Your output is the line containing "Output a JSON" plus all lines after it to the end of the records, reproduced exactly, with nothing else.
+++ MATERIAL FOR THE TASK
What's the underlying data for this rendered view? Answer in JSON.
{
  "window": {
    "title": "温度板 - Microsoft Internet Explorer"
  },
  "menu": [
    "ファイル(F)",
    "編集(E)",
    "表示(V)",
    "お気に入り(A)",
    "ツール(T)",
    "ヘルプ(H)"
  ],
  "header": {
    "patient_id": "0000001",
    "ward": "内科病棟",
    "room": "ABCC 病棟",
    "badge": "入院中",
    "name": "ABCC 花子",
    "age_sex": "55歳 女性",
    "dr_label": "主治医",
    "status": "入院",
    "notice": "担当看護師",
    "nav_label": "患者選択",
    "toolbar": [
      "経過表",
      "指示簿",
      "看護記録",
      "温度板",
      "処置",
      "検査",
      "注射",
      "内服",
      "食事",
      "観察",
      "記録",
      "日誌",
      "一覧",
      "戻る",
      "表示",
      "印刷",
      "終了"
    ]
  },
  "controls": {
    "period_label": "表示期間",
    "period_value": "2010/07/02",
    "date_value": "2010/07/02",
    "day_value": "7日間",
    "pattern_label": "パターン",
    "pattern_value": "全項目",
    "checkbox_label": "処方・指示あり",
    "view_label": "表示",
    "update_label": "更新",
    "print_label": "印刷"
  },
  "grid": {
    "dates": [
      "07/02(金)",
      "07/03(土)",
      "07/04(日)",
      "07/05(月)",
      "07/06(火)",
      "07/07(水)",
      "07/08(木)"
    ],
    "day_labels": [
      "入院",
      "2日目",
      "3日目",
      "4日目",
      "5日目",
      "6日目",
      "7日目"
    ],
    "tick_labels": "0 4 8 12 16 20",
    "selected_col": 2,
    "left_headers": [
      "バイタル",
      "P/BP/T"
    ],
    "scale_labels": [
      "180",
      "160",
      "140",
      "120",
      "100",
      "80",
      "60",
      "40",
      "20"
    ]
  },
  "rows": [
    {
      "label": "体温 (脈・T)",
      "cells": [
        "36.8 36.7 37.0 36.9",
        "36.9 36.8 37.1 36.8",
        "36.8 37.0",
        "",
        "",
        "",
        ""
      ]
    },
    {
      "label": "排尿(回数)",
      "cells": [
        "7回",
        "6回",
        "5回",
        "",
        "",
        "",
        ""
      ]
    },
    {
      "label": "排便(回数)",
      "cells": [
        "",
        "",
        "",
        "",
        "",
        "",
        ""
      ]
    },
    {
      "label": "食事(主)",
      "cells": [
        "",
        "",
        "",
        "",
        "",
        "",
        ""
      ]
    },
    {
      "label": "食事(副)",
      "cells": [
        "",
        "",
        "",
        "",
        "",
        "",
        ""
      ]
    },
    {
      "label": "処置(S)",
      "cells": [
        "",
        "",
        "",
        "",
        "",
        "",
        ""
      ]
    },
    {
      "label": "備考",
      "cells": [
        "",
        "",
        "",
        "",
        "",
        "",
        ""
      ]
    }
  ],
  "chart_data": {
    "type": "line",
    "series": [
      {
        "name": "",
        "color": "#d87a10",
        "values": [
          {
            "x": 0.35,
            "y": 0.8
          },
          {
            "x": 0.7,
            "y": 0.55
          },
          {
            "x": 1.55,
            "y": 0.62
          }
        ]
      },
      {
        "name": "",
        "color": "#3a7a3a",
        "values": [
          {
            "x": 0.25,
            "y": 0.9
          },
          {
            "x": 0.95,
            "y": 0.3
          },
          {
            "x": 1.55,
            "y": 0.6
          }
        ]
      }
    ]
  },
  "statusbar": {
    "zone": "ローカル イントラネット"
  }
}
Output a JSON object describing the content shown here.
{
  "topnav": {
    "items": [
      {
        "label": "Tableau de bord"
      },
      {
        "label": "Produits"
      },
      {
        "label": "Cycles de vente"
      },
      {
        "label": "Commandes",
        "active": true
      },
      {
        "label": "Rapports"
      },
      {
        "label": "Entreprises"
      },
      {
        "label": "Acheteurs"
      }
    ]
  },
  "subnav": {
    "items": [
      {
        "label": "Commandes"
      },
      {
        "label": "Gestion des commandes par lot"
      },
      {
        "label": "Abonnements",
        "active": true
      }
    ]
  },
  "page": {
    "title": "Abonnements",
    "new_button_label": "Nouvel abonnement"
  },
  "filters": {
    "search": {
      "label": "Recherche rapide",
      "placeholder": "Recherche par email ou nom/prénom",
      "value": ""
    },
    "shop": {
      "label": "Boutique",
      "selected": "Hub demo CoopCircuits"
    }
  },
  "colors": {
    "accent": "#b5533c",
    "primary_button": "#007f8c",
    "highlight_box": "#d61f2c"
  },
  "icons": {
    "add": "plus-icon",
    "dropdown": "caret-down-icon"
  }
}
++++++
● RESPONSE AREA
Output a JSON object describing the content shown here.
{
  "topnav": {
    "items": [
      {
        "label": "Tableau de bord"
      },
      {
        "label": "Produits"
      },
      {
        "label": "Cycles de vente"
      },
      {
        "label": "Commandes",
        "active": true
      },
      {
        "label": "Rapports"
      },
      {
        "label": "Entreprises"
      },
      {
        "label": "Acheteurs"
      }
    ]
  },
  "subnav": {
    "items": [
      {
        "label": "Commandes"
      },
      {
        "label": "Gestion des commandes par lot"
      },
      {
        "label": "Abonnements",
        "active": true
      }
    ]
  },
  "page": {
    "title": "Abonnements",
    "new_button_label": "Nouvel abonnement"
  },
  "filters": {
    "search": {
      "label": "Recherche rapide",
      "placeholder": "Recherche par email ou nom/prénom",
      "value": ""
    },
    "shop": {
      "label": "Boutique",
      "selected": "Hub demo CoopCircuits"
    }
  },
  "colors": {
    "accent": "#b5533c",
    "primary_button": "#007f8c",
    "highlight_box": "#d61f2c"
  },
  "icons": {
    "add": "plus-icon",
    "dropdown": "caret-down-icon"
  }
}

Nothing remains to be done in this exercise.